The greatest outrage of this whole experience is that, while the Left of Occupy Atlanta has struggled to cohere itself organizationally (even as they win the real debates internally and online), there has been an appeal by the moderates to mobilize the Atlanta community around politics that they already support (without the OA)—support for Obama and the Black Democrats. Why fight with the police and sleep in the park for that?! They don’t understand that you don’t get the loyalty of the masses by telling them what they already know at their most conservative. The OA spokespeople never made a press statement asking people in their workplaces and neighborhoods to take matters into their own hands where they labored and lived. Instead, it acted as if a growing occupation of a park which did not oppose the city government and its patrons was going to overturn Big Business.
The Oakland events, especially the turn to the Port and dockworkers (however few as a result of containerization) we think pointed the way forward. But what we are fighting in Atlanta is not fear of Jim Crow police but the inability to confront soundly the Black police and Black corporate political establishment. We think the kind of resentment and tension that the movement in Atlanta stirred up at its height (again, one can see this by following the Facebook page) was wasted because it was perceived that the Occupy movement represented something which in fact it never did, a break with official society. Middle class people of color snickered at what they saw as dirty naive white people who in fact had the same exact politics as they did more or less.
We might conclude by reflecting on the initial debate over whether Congressman John Lewis should have been allowed to speak or not. He was not blocked from speaking because he was an ally of Big Business. He was blocked from speaking as a result of a dispute over whether he should have been privileged to jump the stack of future speakers which had been waiting. Many believed Lewis represented the radical tradition in the city of Atlanta. Lewis has been in Congress since the early 1970s and was famously attacked by white supremacist police at the Edmund Pettis Bridge in Alabama in the early 1960s. He was not the last to be assaulted by police fighting for freedom. And he cannot be permanently held in esteem for past service. There is nothing that distinguished him as a leader of the post–civil rights era. In fact, he represents the betrayal of a direct democratic conception of Black Power where the working people and unemployed should hold the reins of the city. The fact that the majority of activists, whites and people of color, still believe they are fighting a white power structure belies the reality that, two years ago at the Civil Rights Exhibit at the High Museum, John Lewis’s fine words about freedom were prominently brought to the audience by American Express.
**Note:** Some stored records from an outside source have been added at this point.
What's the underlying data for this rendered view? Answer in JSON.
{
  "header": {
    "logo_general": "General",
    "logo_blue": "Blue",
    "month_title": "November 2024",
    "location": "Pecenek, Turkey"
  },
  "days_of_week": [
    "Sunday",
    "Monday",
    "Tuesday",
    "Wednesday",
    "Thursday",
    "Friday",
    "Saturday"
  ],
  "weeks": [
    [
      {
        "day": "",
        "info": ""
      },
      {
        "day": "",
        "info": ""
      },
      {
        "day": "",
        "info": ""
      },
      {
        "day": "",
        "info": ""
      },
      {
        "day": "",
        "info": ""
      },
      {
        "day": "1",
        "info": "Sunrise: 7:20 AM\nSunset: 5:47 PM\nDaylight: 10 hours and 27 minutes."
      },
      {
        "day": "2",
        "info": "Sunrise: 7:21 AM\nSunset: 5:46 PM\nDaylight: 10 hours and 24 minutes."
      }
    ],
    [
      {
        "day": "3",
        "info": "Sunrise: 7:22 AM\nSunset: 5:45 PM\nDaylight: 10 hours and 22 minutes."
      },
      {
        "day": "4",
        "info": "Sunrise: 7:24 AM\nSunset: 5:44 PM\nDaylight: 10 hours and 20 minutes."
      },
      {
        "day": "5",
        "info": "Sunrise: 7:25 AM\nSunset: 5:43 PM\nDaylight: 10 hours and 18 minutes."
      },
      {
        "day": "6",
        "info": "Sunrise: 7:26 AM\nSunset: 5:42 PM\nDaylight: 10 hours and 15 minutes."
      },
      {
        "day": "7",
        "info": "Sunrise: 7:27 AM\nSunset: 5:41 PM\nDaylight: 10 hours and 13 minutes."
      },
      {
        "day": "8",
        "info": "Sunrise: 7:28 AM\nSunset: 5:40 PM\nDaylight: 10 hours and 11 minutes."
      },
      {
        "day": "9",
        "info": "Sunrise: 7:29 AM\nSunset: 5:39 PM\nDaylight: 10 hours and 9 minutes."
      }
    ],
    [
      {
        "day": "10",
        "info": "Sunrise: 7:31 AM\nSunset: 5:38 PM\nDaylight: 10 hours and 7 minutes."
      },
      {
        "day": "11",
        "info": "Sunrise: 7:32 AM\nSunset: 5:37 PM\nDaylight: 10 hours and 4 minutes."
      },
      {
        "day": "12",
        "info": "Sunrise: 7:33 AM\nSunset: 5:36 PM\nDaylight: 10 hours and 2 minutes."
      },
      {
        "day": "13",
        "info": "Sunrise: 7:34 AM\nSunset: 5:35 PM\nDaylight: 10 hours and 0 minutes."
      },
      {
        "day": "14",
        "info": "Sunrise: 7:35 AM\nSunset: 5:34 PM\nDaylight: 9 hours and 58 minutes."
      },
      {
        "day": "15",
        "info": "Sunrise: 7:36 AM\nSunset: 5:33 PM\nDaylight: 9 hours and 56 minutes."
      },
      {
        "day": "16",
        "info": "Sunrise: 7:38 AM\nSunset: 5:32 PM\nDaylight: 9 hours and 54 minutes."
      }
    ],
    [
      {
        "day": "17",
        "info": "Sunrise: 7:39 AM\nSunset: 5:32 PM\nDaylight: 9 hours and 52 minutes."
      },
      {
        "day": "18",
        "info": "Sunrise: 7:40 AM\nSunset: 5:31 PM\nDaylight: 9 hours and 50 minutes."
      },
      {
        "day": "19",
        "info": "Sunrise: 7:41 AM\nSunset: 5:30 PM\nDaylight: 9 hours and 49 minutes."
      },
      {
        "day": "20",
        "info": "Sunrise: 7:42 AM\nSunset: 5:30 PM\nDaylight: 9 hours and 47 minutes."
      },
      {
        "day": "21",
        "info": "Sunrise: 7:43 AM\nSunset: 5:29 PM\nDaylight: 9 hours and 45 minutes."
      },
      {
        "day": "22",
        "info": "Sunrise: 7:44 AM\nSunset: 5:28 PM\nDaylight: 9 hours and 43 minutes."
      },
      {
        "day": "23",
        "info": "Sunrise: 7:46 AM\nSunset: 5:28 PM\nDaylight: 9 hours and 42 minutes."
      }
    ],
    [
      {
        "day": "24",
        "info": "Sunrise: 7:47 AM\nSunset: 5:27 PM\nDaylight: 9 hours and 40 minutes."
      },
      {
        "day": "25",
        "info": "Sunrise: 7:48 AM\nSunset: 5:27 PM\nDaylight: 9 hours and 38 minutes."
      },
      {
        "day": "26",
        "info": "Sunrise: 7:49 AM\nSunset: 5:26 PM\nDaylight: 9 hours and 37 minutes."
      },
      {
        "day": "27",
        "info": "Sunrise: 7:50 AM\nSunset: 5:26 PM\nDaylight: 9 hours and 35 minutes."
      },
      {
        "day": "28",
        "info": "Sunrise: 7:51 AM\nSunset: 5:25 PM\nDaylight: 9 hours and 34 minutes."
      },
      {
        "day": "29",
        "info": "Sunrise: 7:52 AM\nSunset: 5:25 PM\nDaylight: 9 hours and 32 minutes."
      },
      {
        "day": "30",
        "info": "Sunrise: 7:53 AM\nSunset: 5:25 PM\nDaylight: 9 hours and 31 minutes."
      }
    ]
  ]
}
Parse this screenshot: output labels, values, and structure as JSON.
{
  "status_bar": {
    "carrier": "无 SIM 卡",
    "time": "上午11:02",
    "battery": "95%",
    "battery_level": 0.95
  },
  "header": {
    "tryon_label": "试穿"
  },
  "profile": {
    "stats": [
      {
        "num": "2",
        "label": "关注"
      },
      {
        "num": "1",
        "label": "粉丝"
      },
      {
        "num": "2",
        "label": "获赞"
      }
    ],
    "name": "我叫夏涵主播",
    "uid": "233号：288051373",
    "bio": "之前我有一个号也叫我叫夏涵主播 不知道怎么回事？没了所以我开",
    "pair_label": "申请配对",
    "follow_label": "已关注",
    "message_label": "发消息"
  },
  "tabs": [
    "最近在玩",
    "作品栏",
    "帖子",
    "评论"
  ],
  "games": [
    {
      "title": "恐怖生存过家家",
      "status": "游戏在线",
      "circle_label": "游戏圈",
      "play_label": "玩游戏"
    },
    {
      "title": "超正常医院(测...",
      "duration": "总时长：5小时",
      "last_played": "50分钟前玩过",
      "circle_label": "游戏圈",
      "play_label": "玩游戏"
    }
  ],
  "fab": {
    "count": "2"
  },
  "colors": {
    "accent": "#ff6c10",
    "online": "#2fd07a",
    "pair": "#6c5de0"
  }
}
Until the Occupy movement discards outmoded ideas of power and authority, it will not be able to fulfill its mission of getting Big Business out of politics.